The Economist has a good and thoughtful round-up of the recent flurry about North Korea's provocative missile trials.

On the first note Pakistan and not North Korea is the most dangerous country in Asia according to the Economist's editors but still we should worry, at least a bit.

'With its medieval economy and eccentric leader, the Hermit Kingdom often seems more tragi-comic than threatening. By many measures, North Korea is not even the most terrifying country in Asia; that dubious honour belongs to Pakistan (see leader and survey). Evil though Mr Kim undoubtedly is, the chief dangers his regime poses to outsiders are often accidental: that one of its rockets will unintentionally hit Japan, or that North Korea's economy will collapse (something that terrifies both China and South Korea). Mr Kim claimed that his previous launch—of a Taepodong missile over Japan in 1998—put into orbit a satellite which then warbled patriotic tunes back from space. In fact, although that rocket flew farther than this week's ones, its final stage plopped into the Pacific.'


'Yet there are still grounds for worry. Mr Kim would not be the first to claim a space programme as disguise for a weapons programme, and rockets that can lift other things into space can carry warheads too.'

But what is the point then? Well, Mr Kim wants to be taken seriously of course ... 'Iran and India' seriously. I think the Economist's point about the six-ways talks is on the spot. Mr Kim saw an opportunity and took it.

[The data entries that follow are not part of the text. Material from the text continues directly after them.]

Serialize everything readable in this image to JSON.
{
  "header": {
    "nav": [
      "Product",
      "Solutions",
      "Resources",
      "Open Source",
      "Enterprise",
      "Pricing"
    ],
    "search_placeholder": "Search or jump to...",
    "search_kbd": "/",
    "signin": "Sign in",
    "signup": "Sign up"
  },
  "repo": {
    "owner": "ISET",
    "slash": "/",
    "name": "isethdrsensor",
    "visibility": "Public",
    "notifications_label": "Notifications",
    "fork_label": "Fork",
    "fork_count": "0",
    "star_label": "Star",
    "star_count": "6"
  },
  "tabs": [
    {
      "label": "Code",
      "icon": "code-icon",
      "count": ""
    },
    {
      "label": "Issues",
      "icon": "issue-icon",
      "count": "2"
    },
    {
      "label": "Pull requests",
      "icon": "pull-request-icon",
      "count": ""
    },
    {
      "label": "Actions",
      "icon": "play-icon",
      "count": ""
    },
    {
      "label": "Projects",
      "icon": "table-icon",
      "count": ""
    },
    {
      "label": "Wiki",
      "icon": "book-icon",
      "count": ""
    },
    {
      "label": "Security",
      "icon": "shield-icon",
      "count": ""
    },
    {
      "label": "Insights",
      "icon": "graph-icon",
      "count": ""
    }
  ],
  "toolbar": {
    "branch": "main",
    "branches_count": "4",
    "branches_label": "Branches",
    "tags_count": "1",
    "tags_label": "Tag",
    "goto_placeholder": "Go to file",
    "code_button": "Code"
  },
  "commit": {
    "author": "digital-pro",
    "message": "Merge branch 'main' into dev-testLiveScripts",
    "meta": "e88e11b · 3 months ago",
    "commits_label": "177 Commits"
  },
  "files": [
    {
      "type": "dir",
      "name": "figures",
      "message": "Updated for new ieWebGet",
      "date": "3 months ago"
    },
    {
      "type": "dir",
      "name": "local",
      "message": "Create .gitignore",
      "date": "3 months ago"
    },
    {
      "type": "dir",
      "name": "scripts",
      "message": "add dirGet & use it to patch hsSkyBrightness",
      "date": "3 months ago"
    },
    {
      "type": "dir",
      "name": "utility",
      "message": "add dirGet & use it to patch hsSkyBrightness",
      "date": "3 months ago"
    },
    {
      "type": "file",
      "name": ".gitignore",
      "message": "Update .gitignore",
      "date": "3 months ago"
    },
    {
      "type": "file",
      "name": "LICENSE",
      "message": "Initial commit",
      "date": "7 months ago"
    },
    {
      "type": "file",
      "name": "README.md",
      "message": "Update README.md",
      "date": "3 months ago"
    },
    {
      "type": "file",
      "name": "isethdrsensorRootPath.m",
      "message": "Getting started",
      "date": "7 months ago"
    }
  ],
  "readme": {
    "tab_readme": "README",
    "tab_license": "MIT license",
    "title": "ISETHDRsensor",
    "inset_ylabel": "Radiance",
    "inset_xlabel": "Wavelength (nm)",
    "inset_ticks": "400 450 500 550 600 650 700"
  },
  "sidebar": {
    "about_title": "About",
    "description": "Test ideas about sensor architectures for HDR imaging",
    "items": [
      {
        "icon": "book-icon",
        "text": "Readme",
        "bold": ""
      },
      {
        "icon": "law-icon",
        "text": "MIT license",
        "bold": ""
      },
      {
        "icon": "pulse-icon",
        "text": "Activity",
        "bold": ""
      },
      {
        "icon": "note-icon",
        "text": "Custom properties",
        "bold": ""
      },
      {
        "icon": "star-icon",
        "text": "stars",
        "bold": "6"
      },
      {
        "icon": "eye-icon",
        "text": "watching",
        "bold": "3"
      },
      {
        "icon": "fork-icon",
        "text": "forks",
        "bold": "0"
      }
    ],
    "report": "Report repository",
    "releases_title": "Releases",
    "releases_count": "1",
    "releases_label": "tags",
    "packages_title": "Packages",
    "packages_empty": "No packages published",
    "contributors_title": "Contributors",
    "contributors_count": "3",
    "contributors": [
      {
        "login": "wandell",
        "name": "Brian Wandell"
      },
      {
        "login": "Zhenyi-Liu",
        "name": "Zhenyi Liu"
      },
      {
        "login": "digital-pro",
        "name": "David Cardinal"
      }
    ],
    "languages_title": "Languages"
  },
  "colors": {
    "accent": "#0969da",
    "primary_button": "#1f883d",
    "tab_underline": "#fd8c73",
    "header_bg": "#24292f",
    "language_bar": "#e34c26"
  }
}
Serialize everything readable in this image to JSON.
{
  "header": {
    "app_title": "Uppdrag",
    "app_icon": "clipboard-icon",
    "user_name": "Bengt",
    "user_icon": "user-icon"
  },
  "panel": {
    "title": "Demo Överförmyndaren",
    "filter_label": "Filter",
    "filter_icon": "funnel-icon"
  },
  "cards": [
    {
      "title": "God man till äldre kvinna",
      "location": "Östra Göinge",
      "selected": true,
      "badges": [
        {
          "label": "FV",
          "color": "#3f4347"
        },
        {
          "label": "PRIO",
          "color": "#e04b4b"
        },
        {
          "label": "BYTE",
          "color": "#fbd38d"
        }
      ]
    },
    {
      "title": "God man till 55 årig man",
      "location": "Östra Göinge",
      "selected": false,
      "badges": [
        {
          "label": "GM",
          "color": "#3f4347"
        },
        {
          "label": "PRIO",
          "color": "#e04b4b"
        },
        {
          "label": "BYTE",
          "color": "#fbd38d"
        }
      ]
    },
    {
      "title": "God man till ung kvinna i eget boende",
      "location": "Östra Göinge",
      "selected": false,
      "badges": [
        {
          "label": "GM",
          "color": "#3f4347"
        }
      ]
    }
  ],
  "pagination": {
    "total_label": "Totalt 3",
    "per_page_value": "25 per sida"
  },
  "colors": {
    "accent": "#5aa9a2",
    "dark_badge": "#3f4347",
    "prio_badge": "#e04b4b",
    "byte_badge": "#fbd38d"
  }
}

'So what is Mr Kim up to? Miffed at America's recent crackdown on his kleptocratic regime's hard-currency take from dollar counterfeiting, drug running and the like, this week's display was partly a rocket-fuelled raspberry at George Bush. It may also partly have been intended as a technology demonstration for the few countries still in the market to buy North Korean missiles, such as Iran (if so, it did not work well). But Mr Kim's biggest target was surely the six-way talks; in particular, he wants to be treated more like Iran or, especially, India.'

The future path depends much on China according to The Economist ...

'The temptation for a wounded China will be to blame all this on America and Japan. China does not want to antagonise the unpredictable Mr Kim; and it is keen to draw South Korea closer in the game of regional rivalries (both countries have rows with Japan over disputed islands). The result could be a new round of regional suspicion and rivalry—or worse.

Alternatively China could shoulder some real responsibility for security in East Asia and close ranks against Mr Kim. That should start with a clear condemnation from the UN Security Council. But it should go further. Loth to apply sanctions, China props up Mr Kim's regime. Holding back some of that largesse would show him that he cannot destabilise the neighbourhood and get away with it. A lot more than the awkward Mr Kim's future depends on it.